• [DATA SUPPLIED]:

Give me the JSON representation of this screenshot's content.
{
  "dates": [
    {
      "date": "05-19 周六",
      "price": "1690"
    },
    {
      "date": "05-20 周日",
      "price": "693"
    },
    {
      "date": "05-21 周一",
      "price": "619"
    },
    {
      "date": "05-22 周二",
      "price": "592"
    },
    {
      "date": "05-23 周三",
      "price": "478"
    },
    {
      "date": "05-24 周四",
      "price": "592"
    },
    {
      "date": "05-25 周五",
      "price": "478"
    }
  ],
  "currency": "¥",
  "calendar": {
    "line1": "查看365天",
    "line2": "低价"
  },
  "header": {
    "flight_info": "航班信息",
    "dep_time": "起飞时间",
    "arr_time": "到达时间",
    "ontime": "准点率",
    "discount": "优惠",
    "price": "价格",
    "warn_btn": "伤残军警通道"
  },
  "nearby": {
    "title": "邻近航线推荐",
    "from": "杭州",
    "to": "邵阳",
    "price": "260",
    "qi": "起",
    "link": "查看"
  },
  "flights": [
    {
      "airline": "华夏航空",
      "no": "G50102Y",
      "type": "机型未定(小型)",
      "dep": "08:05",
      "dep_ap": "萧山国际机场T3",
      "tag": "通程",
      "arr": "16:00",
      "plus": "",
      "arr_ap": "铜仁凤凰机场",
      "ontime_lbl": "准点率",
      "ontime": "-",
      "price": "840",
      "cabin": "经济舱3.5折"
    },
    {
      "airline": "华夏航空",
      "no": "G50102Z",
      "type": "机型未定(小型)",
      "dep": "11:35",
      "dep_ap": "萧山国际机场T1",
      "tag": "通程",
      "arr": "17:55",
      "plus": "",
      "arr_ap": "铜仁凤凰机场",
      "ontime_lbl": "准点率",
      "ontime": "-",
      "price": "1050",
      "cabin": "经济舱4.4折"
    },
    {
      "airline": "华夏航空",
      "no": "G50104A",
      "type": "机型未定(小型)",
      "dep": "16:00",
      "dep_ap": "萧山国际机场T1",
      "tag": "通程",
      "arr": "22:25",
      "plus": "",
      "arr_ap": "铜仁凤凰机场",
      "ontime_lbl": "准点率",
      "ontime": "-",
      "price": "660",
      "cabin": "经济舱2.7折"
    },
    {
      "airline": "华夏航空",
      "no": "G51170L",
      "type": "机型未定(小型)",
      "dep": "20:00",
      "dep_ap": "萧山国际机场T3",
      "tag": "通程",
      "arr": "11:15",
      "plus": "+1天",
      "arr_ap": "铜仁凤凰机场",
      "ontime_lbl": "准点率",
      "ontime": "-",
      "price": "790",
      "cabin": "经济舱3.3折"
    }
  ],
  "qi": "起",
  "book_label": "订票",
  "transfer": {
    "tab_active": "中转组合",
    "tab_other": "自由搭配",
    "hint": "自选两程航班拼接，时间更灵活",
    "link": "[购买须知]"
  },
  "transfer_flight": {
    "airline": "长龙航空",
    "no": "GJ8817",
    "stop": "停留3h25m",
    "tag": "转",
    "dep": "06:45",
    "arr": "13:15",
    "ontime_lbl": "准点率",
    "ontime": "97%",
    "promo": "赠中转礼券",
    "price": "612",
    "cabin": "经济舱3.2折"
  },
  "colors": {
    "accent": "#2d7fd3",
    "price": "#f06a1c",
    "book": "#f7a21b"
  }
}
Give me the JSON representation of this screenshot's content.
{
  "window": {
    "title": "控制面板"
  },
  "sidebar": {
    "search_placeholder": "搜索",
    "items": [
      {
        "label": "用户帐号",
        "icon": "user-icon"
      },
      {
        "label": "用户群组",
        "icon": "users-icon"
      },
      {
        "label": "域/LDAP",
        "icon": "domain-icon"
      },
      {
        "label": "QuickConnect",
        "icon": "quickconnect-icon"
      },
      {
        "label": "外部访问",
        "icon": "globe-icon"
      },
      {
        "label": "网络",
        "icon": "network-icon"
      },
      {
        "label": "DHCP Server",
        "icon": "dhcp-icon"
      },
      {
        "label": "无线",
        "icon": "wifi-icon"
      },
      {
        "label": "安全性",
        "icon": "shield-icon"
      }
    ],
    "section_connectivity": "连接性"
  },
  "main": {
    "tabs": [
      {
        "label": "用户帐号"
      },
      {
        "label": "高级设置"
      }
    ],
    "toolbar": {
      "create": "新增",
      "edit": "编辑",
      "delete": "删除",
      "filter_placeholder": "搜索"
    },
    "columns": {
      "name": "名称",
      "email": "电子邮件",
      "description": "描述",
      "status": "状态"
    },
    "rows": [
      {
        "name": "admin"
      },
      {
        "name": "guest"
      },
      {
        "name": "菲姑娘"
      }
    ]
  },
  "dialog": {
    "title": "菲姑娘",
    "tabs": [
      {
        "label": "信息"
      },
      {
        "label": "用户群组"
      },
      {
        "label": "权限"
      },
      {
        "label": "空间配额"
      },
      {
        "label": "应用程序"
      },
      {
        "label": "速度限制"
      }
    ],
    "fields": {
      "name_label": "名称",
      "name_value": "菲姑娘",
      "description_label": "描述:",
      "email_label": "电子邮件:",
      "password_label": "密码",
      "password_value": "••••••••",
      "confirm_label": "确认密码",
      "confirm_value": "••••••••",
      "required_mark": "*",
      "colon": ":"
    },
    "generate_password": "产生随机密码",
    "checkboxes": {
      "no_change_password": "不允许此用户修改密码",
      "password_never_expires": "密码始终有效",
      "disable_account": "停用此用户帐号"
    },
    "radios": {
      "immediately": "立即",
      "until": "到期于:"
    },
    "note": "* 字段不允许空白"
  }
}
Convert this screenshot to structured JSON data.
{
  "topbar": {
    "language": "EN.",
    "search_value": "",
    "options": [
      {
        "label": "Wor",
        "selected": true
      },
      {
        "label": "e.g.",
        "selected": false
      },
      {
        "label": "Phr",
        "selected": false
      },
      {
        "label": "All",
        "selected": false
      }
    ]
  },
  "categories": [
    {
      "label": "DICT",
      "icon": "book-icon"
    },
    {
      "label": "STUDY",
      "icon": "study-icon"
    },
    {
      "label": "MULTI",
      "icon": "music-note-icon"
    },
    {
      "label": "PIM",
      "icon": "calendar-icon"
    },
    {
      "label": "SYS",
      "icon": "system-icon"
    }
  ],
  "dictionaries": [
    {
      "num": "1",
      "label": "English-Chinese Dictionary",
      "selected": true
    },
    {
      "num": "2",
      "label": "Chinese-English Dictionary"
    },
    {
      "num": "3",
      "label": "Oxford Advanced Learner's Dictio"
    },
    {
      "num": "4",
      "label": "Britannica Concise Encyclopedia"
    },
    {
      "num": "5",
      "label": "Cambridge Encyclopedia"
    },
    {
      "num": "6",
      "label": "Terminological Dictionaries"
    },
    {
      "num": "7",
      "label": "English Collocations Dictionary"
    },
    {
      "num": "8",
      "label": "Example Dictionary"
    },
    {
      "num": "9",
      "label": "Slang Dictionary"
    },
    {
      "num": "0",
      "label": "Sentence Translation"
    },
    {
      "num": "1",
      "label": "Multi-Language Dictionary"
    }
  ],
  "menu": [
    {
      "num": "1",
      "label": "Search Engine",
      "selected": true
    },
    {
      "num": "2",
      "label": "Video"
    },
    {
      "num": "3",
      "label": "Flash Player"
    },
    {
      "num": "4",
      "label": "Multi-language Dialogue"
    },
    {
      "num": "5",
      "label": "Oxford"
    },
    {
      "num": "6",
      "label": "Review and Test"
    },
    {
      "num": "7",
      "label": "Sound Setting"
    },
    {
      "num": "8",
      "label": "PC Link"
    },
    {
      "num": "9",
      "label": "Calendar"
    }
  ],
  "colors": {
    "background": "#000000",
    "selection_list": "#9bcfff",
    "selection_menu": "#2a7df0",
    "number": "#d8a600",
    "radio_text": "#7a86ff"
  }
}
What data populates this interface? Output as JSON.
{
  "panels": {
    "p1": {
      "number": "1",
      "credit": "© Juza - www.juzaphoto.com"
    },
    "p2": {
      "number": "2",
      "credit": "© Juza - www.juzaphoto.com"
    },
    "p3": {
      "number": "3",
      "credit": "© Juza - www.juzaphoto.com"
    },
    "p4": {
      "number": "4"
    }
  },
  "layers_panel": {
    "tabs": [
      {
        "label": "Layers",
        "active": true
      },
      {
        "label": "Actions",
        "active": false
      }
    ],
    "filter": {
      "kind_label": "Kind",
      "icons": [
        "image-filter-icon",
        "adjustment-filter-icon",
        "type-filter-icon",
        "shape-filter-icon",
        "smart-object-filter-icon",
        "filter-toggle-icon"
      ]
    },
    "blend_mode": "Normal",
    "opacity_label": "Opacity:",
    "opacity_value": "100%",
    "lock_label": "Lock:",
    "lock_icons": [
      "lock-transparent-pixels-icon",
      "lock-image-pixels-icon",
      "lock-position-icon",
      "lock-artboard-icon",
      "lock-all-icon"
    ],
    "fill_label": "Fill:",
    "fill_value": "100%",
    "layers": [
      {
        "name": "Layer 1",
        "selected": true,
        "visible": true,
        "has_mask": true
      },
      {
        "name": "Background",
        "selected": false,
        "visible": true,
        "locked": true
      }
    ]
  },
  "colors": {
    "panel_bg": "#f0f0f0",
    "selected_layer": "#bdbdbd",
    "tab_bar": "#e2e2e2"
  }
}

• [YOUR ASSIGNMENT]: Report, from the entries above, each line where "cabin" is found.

• [SOLUTION FOR THIS EXERCISE]:
      "cabin": "经济舱3.5折"
      "cabin": "经济舱4.4折"
      "cabin": "经济舱2.7折"
      "cabin": "经济舱3.3折"
    "cabin": "经济舱3.2折"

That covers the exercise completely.